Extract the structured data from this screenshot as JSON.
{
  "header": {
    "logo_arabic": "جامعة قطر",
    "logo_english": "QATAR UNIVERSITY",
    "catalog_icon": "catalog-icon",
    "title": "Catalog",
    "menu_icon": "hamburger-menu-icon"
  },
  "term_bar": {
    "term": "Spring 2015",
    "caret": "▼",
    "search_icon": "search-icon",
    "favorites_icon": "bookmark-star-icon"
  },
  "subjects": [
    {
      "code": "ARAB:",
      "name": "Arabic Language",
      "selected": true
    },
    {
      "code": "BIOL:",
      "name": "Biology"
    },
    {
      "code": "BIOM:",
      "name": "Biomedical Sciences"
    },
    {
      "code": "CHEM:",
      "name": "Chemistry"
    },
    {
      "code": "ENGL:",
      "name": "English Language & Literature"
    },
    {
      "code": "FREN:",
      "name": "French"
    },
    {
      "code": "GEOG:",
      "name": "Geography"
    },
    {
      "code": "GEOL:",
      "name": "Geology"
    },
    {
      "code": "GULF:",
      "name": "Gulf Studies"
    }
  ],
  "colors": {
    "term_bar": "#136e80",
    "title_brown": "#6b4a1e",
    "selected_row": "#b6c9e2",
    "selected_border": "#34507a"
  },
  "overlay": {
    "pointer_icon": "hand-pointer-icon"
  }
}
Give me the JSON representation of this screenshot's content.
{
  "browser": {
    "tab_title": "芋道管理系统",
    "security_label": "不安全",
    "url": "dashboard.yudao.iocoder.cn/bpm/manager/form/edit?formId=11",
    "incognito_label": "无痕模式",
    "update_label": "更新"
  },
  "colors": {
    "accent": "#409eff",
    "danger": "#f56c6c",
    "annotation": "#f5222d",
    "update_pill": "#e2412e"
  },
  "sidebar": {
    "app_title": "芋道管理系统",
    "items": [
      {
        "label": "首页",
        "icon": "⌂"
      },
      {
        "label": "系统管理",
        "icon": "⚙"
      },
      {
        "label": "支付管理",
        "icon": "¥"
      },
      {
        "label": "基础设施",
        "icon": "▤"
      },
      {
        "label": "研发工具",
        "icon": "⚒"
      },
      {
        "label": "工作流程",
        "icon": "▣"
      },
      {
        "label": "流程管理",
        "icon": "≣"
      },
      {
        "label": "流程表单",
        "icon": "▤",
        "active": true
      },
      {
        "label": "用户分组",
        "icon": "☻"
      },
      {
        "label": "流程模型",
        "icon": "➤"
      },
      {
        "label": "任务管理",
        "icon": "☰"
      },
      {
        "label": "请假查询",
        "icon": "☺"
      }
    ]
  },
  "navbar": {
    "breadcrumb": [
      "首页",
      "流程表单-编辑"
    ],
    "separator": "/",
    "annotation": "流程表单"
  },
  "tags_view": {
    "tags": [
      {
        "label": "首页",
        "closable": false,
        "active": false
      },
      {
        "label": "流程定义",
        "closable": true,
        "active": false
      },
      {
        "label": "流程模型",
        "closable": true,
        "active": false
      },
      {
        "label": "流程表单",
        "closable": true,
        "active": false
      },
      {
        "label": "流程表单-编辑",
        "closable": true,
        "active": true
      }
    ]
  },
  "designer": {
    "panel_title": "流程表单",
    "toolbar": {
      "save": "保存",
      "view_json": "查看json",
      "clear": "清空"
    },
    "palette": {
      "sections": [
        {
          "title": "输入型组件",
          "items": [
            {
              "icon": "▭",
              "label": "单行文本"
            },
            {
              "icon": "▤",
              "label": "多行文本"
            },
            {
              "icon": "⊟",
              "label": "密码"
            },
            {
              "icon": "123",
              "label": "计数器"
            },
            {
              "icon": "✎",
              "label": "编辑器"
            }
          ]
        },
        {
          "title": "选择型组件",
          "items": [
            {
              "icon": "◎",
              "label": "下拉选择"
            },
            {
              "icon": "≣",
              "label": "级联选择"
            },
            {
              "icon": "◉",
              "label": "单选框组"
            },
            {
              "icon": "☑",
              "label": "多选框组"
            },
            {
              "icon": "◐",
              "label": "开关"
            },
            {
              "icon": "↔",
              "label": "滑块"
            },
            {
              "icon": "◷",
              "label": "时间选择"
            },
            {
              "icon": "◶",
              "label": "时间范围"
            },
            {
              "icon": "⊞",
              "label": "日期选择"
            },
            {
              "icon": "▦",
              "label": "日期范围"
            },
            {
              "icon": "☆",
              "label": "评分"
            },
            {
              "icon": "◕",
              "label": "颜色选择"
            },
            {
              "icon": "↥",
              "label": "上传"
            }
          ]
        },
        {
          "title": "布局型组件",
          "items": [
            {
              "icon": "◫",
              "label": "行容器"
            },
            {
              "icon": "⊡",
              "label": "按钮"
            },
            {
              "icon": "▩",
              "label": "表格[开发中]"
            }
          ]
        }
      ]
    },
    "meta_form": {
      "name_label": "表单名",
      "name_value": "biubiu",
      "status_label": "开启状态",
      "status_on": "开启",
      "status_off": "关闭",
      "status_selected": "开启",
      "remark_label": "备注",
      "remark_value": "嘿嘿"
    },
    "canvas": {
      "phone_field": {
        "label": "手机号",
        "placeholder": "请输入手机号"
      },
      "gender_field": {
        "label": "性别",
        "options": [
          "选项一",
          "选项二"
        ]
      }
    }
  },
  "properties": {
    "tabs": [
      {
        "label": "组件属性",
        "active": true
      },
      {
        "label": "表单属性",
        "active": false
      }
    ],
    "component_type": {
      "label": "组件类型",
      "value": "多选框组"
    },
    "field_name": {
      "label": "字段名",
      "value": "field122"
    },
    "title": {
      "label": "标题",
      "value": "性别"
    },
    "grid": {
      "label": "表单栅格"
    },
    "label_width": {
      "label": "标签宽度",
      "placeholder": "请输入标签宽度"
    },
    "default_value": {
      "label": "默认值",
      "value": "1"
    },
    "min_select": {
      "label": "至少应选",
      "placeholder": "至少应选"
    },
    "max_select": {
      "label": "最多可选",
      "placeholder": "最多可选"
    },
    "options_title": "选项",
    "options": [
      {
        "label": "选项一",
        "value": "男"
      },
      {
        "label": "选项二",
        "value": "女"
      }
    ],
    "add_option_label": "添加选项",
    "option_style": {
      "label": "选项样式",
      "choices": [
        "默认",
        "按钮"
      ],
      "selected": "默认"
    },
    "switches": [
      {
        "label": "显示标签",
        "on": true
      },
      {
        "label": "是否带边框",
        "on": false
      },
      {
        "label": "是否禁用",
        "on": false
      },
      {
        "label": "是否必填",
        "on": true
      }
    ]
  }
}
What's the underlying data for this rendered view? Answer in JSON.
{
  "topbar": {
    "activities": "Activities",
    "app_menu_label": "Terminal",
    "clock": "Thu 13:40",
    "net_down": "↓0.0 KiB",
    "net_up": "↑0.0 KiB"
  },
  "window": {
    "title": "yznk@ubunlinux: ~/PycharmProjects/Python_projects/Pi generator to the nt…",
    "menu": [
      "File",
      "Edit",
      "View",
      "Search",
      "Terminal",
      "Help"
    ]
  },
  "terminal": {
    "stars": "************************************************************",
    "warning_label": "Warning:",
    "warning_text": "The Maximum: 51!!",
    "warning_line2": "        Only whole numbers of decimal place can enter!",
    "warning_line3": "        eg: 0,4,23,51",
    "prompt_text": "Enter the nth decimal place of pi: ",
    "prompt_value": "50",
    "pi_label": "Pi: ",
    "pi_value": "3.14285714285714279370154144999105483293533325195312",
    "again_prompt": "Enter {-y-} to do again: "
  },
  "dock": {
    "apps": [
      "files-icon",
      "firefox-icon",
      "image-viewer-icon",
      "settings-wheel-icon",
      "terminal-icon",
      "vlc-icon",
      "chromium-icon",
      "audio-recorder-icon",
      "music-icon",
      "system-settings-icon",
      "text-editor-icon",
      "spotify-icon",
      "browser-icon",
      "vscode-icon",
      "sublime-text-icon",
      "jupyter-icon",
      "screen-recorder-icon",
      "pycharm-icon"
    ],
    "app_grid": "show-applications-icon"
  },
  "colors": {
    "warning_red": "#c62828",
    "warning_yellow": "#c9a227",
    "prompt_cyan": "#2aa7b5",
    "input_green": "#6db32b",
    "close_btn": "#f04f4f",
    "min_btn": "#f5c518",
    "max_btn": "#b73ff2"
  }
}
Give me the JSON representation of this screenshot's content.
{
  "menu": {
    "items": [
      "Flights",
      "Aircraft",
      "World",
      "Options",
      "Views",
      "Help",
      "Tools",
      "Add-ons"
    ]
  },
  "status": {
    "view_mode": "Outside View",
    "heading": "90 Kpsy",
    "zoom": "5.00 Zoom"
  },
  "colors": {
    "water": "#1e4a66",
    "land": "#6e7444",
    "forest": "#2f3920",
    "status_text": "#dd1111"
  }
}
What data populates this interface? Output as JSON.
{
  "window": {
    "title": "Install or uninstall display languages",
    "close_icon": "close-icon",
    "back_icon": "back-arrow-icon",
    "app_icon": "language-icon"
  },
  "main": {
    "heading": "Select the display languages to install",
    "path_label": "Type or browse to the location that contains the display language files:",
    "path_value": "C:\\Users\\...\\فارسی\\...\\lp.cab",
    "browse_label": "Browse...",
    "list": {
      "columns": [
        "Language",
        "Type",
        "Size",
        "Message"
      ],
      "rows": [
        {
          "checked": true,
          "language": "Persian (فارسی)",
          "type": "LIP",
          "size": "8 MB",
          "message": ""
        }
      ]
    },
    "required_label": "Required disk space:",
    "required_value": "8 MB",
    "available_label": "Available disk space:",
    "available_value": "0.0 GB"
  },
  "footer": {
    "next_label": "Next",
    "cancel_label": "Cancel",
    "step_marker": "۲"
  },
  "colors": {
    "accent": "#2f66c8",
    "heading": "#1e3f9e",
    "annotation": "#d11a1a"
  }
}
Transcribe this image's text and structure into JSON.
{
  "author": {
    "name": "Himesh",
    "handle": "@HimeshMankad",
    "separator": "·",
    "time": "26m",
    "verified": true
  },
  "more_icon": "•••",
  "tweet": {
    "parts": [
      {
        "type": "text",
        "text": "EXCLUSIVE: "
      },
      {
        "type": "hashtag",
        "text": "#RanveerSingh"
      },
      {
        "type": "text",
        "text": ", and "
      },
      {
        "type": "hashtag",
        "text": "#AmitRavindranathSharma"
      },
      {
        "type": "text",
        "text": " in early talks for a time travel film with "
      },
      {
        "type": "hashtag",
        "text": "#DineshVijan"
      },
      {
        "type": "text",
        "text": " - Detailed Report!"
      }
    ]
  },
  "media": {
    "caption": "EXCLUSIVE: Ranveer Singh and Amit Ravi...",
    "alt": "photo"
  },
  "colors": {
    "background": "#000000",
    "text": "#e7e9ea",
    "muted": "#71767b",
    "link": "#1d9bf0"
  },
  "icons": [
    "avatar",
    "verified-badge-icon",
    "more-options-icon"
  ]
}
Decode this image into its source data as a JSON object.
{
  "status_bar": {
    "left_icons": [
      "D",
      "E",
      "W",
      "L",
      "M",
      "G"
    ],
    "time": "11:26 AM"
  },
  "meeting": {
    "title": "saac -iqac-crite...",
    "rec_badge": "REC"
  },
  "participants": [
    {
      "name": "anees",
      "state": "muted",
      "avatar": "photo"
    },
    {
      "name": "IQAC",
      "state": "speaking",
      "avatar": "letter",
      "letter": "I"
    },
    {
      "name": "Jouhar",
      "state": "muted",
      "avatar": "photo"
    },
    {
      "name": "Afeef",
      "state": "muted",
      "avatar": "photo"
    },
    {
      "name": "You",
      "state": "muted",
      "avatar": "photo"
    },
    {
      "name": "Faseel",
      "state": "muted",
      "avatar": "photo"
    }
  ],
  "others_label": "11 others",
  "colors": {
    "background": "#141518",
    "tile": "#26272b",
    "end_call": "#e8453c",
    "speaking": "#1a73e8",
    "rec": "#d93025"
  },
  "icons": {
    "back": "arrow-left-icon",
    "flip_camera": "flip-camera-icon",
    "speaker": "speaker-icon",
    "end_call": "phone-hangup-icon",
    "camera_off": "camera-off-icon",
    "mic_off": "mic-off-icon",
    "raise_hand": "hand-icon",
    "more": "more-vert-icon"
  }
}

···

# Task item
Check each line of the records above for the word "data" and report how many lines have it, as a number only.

# Task result
4